» **Problem to solve**
How many of the lines below have the word "devices" in them? The answer is that number and nothing more.

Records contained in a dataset

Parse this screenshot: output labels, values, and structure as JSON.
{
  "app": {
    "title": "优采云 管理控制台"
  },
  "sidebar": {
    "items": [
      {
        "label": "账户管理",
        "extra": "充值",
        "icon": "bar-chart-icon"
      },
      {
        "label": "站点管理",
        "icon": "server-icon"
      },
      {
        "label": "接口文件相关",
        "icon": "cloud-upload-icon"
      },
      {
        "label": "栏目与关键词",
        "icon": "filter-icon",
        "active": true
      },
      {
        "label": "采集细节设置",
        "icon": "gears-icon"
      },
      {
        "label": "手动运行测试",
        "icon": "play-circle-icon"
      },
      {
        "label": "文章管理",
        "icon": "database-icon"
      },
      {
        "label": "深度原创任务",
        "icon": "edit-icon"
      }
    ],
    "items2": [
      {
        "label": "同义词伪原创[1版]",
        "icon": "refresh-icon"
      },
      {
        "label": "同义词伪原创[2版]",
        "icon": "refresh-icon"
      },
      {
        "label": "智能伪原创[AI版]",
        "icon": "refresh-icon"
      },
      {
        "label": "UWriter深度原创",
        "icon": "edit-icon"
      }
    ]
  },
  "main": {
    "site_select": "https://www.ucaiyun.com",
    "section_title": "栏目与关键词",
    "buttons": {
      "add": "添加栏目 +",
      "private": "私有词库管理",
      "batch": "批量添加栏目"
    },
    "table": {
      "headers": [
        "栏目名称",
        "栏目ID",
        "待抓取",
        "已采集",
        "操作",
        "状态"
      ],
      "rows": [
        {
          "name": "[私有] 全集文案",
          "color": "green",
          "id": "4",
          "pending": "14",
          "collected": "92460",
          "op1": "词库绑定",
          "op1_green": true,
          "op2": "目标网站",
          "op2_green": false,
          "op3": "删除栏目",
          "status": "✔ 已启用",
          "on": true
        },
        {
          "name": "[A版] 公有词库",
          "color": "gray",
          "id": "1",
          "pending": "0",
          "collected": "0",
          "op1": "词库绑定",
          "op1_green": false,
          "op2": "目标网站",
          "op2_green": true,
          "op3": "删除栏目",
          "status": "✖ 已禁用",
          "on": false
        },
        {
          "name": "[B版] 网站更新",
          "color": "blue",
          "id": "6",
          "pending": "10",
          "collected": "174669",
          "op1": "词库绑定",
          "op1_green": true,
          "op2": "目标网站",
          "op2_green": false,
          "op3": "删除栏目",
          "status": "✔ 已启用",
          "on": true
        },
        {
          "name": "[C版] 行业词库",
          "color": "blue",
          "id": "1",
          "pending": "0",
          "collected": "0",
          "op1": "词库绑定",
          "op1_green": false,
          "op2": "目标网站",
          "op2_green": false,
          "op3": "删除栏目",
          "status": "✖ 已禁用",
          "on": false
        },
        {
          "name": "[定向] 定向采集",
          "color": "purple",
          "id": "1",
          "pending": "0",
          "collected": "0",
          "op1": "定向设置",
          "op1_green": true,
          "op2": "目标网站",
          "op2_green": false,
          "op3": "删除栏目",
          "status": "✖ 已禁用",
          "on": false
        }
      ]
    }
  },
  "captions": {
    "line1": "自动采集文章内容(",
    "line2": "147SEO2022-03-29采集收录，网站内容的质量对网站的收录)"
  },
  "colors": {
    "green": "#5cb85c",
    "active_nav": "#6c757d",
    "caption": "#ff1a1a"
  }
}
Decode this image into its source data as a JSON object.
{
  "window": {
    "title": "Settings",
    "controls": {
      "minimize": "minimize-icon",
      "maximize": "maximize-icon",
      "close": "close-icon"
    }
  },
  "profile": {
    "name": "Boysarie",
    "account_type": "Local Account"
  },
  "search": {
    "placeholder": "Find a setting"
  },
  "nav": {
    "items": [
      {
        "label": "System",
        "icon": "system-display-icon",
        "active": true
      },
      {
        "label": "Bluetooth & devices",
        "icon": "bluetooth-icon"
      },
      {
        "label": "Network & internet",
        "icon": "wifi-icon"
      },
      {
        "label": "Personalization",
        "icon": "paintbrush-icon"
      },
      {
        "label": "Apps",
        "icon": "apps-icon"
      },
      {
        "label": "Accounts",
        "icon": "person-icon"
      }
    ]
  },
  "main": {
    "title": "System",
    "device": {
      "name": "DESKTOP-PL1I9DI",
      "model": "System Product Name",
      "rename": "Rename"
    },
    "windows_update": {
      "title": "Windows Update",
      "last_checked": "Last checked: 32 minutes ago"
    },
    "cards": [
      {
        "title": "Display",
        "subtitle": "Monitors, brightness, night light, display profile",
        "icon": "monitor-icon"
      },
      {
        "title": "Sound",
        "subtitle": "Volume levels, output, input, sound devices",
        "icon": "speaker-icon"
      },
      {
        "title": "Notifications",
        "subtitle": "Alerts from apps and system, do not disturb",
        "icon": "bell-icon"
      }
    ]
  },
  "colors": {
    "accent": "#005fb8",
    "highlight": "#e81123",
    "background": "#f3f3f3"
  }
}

» **Answer for this exercise**
2